Munchausen syndrome is the most severe and chronic form of the factitious disorders, in which a person feigns, exaggerates, or even self-induces illness, with the apparent goal of winning attention and nurturance that has otherwise been unavailable. This is technically different from “malingering,” in which the illness is faked for external gains such as drugs or disability payments. The fabricated illness tends to be dramatic and convincing. Munchausen patients frequently have scars from multiple surgeries, genuine fevers (often due to infection of self-induced abscesses), or even amputated limbs. Patients tend to be intelligent and well informed regarding medical practices, diagnoses, and treatments.
Like malingerers, they are aware of their deceit; unlike malingerers, their motives seem to be at least partially unconscious. This syndrome, though dramatic, is extremely rare, and its cause is unknown. Patients with Munchausen syndrome have, however, been observed to have associated personality disorders (e.g., poor impulse control, self-destructive behavior, borderline or passive-aggressive personality trait or disorder). Some clinicians have also suggested that the Munchausen patient tends to have a history of abuse or neglect, coupled with an experience at some point of having become ill and consequently having received far better and more nurturing treatment than was customary for him or her. Also, most Munchausen patients are male.
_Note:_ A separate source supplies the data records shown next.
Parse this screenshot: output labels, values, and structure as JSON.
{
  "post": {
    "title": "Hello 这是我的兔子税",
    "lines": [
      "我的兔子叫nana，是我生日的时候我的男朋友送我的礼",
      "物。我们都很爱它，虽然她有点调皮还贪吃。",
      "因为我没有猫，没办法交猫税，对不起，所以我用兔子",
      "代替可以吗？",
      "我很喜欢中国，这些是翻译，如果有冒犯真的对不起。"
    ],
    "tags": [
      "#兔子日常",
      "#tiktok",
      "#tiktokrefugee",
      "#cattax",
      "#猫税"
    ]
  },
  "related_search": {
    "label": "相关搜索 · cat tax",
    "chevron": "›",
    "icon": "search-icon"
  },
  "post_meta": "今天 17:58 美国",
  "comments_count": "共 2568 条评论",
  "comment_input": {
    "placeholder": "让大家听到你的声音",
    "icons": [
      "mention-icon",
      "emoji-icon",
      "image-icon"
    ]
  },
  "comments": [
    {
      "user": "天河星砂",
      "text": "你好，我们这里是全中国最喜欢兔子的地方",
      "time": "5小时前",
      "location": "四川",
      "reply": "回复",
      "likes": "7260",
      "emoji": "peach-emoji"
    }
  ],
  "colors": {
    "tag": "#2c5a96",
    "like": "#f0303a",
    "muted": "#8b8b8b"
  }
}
The syndrome is named for Baron von Munchausen (1720–1797), a notorious traveler and liar, known for his wildly extravagant, yet utterly untruthful, accounts of distant lands and events. The name is appropriate, as he used these fantasies to seek attention that his relatively unexciting experiences were unlikely to attract.
Munchausen syndrome should not be confused with an odd variation on the disease, Munchausen syndrome by proxy (MSBP), which is an unusual form of child abuse. In MSBP, a parent, usually the mother, fakes symptoms of illness in her child and seeks frequent, and often intrusive, medical attention on the child’s behalf. In the hospital setting, the mother is very helpful and is seen by staff as unusually devoted and self-sacriﬁcing. Her frequent visits, of course, give her easy access to the child to create more symptoms. The motivation is believed to be much the same as in Munchausen syndrome: the mother receives a lot of positive attention as a result of her efforts on the child’s behalf.
MSBP has been a source of much controversy. The general consensus is that MSBP, like the classical Munchausen syndrome, is extremely rare, but the rate at which it is diagnosed is rising rather rapidly. The impact of the rising popularity of MSBP accusations is perhaps best illustrated by the ﬁrst two “hits” to appear in a recent internet search on Munchausen syndrome. The ﬁrst was the Web site of a large law ﬁrm, promising that “our criminal defense lawyers know how to defend Munchausen cases in any court in America”; the second was the home of Mothers Against Munchausen Allegations (M.A.M.A.), an advocacy group for mothers who have been falsely accused of harming their chronically ill children.
- Feldman, M. D. Playing Sick: Untangling the Web of Munchausen Syndrome, Munchausen by Proxy, Malingering, and Factitious Disorder. New York: Brunner-Routledge, 2004.